(Items listed in a dataset)
◆ ◆ ◆ ◆ ◆ ◆ ◆
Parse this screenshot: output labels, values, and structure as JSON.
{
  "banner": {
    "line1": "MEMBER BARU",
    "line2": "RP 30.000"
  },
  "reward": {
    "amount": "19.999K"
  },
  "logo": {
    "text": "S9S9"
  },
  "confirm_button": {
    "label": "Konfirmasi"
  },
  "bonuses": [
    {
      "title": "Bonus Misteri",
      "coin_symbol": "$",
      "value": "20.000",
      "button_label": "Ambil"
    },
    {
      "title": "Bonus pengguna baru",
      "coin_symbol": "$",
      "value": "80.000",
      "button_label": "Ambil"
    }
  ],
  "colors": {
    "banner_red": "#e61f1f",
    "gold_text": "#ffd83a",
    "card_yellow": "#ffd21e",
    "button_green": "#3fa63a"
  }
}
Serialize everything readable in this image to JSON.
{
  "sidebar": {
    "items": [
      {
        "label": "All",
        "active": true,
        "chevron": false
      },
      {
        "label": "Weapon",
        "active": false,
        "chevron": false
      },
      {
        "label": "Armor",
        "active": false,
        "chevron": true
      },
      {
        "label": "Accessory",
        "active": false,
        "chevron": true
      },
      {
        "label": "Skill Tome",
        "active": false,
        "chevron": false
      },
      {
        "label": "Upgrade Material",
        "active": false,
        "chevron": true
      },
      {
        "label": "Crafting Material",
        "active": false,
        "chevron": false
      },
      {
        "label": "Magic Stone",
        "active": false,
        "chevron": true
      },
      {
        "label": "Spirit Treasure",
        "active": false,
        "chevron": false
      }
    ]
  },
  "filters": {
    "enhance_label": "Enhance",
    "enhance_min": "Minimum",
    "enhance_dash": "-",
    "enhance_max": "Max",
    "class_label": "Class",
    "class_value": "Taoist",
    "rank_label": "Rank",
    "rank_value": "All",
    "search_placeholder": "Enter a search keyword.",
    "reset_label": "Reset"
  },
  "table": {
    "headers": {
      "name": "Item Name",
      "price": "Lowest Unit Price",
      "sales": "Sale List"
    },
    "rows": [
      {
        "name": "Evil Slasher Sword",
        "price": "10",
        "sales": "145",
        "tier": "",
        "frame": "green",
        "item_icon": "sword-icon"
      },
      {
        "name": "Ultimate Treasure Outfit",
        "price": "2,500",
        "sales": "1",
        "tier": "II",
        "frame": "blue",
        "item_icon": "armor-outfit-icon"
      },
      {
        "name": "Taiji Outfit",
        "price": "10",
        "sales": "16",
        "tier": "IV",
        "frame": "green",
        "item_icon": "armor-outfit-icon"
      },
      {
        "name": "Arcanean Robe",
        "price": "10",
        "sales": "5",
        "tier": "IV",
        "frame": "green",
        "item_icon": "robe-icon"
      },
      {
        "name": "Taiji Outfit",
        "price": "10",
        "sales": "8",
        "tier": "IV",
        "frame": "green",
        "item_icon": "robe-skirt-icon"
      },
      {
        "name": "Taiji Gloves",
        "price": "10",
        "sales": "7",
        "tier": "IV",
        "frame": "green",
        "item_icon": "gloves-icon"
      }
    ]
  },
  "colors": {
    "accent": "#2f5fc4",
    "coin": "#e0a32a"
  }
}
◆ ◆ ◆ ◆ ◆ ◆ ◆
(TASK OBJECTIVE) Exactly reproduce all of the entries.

(COMPLETED EXERCISE)
Parse this screenshot: output labels, values, and structure as JSON.
{
  "banner": {
    "line1": "MEMBER BARU",
    "line2": "RP 30.000"
  },
  "reward": {
    "amount": "19.999K"
  },
  "logo": {
    "text": "S9S9"
  },
  "confirm_button": {
    "label": "Konfirmasi"
  },
  "bonuses": [
    {
      "title": "Bonus Misteri",
      "coin_symbol": "$",
      "value": "20.000",
      "button_label": "Ambil"
    },
    {
      "title": "Bonus pengguna baru",
      "coin_symbol": "$",
      "value": "80.000",
      "button_label": "Ambil"
    }
  ],
  "colors": {
    "banner_red": "#e61f1f",
    "gold_text": "#ffd83a",
    "card_yellow": "#ffd21e",
    "button_green": "#3fa63a"
  }
}
Serialize everything readable in this image to JSON.
{
  "sidebar": {
    "items": [
      {
        "label": "All",
        "active": true,
        "chevron": false
      },
      {
        "label": "Weapon",
        "active": false,
        "chevron": false
      },
      {
        "label": "Armor",
        "active": false,
        "chevron": true
      },
      {
        "label": "Accessory",
        "active": false,
        "chevron": true
      },
      {
        "label": "Skill Tome",
        "active": false,
        "chevron": false
      },
      {
        "label": "Upgrade Material",
        "active": false,
        "chevron": true
      },
      {
        "label": "Crafting Material",
        "active": false,
        "chevron": false
      },
      {
        "label": "Magic Stone",
        "active": false,
        "chevron": true
      },
      {
        "label": "Spirit Treasure",
        "active": false,
        "chevron": false
      }
    ]
  },
  "filters": {
    "enhance_label": "Enhance",
    "enhance_min": "Minimum",
    "enhance_dash": "-",
    "enhance_max": "Max",
    "class_label": "Class",
    "class_value": "Taoist",
    "rank_label": "Rank",
    "rank_value": "All",
    "search_placeholder": "Enter a search keyword.",
    "reset_label": "Reset"
  },
  "table": {
    "headers": {
      "name": "Item Name",
      "price": "Lowest Unit Price",
      "sales": "Sale List"
    },
    "rows": [
      {
        "name": "Evil Slasher Sword",
        "price": "10",
        "sales": "145",
        "tier": "",
        "frame": "green",
        "item_icon": "sword-icon"
      },
      {
        "name": "Ultimate Treasure Outfit",
        "price": "2,500",
        "sales": "1",
        "tier": "II",
        "frame": "blue",
        "item_icon": "armor-outfit-icon"
      },
      {
        "name": "Taiji Outfit",
        "price": "10",
        "sales": "16",
        "tier": "IV",
        "frame": "green",
        "item_icon": "armor-outfit-icon"
      },
      {
        "name": "Arcanean Robe",
        "price": "10",
        "sales": "5",
        "tier": "IV",
        "frame": "green",
        "item_icon": "robe-icon"
      },
      {
        "name": "Taiji Outfit",
        "price": "10",
        "sales": "8",
        "tier": "IV",
        "frame": "green",
        "item_icon": "robe-skirt-icon"
      },
      {
        "name": "Taiji Gloves",
        "price": "10",
        "sales": "7",
        "tier": "IV",
        "frame": "green",
        "item_icon": "gloves-icon"
      }
    ]
  },
  "colors": {
    "accent": "#2f5fc4",
    "coin": "#e0a32a"
  }
}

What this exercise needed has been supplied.